§ **Work request**:
Please return all of the records that follow, exactly as written.
=====
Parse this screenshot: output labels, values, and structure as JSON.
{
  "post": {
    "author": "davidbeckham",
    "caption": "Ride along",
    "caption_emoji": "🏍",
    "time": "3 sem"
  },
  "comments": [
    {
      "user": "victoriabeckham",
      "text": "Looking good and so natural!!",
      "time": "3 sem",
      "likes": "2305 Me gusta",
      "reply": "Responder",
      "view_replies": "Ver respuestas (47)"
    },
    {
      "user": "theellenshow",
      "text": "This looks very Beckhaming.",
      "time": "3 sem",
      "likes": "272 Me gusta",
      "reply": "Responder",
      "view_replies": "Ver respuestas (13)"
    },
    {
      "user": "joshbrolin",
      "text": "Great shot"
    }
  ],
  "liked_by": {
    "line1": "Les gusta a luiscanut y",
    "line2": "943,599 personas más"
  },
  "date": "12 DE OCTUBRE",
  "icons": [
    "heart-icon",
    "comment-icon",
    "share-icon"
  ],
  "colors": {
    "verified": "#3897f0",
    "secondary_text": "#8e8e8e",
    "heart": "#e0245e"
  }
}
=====
§ **Exercise answer**:
Parse this screenshot: output labels, values, and structure as JSON.
{
  "post": {
    "author": "davidbeckham",
    "caption": "Ride along",
    "caption_emoji": "🏍",
    "time": "3 sem"
  },
  "comments": [
    {
      "user": "victoriabeckham",
      "text": "Looking good and so natural!!",
      "time": "3 sem",
      "likes": "2305 Me gusta",
      "reply": "Responder",
      "view_replies": "Ver respuestas (47)"
    },
    {
      "user": "theellenshow",
      "text": "This looks very Beckhaming.",
      "time": "3 sem",
      "likes": "272 Me gusta",
      "reply": "Responder",
      "view_replies": "Ver respuestas (13)"
    },
    {
      "user": "joshbrolin",
      "text": "Great shot"
    }
  ],
  "liked_by": {
    "line1": "Les gusta a luiscanut y",
    "line2": "943,599 personas más"
  },
  "date": "12 DE OCTUBRE",
  "icons": [
    "heart-icon",
    "comment-icon",
    "share-icon"
  ],
  "colors": {
    "verified": "#3897f0",
    "secondary_text": "#8e8e8e",
    "heart": "#e0245e"
  }
}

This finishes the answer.